PINEVILLE, La. (AP) — An attorney for a private Baptist college in Louisiana and the school’s president disputes a lawsuit’s claims that they refused to hire an applicant for a football coaching job because of his Jewish heritage.
The lawyer, Darren Patin, said Friday that Louisiana College and its president, Rick Brewer, “wholeheartedly” deny the allegations and “look forward to their day in court and the dismissal of the lawsuit.”
Joshua Bonadona sued the Pineville college and Brewer on Wednesday, accusing them of violating his civil rights.
Bonadona’s lawsuit says he applied for a job as defensive backs coach and was interviewed last May by Brewer and head football coach Justin Charles. The suit claims Charles later told Bonadona that Brewer refused to approve his hiring because of what Brewer called his “Jewish blood.”
Charles, who is not named as a defendant or accused of any wrongdoing in the lawsuit, said in an email Thursday that he is “not at liberty to comment on this matter.”
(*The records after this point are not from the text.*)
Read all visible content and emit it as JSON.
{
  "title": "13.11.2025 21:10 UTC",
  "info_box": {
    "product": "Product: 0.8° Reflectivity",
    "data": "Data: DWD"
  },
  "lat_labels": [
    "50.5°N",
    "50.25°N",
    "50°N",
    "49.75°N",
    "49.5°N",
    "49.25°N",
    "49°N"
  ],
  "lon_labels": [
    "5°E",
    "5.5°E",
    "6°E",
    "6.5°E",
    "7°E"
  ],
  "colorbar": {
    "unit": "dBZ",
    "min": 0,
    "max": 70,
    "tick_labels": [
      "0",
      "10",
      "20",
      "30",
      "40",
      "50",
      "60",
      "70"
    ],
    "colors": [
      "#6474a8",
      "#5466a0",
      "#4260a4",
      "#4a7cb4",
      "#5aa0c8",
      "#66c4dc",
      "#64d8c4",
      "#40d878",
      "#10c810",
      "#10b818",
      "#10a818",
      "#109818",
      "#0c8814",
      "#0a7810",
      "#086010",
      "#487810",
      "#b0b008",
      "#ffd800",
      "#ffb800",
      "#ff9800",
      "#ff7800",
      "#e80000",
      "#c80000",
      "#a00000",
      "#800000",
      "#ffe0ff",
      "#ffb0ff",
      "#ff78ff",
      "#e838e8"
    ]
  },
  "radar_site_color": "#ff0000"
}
Bonadona, a 28-year-old graduate of Louisiana College, was born into a Jewish family but converted to Christianity during his time as a student and kicker on the school’s football team. He often led the football team’s “Christian devotional,” but it was a “widely known fact” on campus that his mother was Jewish, the lawsuit says.
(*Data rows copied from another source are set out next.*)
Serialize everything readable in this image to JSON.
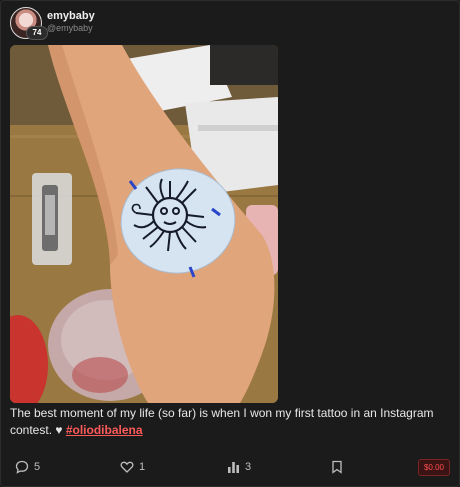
{
  "post": {
    "author": {
      "name": "emybaby",
      "handle": "@emybaby",
      "level": "74"
    },
    "caption": {
      "text": "The best moment of my life (so far) is when I won my first tattoo in an Instagram contest.",
      "emoji": "♥",
      "hashtag": "#oliodibalena"
    },
    "actions": {
      "comments": "5",
      "likes": "1",
      "views": "3",
      "price": "$0.00"
    },
    "icons": {
      "comments": "speech-bubble-icon",
      "likes": "heart-icon",
      "views": "bar-chart-icon",
      "bookmark": "bookmark-icon"
    },
    "colors": {
      "accent": "#ff4d4d",
      "hashtag": "#ff5a5a",
      "background": "#1b1b1b"
    }
  }
}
Bonadona’s attorney, James Bullman, said Thursday that private religious institutions like Louisiana College can be legally entitled to make employment decisions based on the religion of a job applicant or employee. But people of Jewish heritage are protected as a “distinct race” under the Civil Rights Act of 1964, and federal law prohibits employers from failing to hire somebody on the basis of race, the lawsuit says.
Bonadona subsequently took a coaching job at Hendrix College in Conway, Arkansas, for less money than Louisiana College would have paid him, the suit says.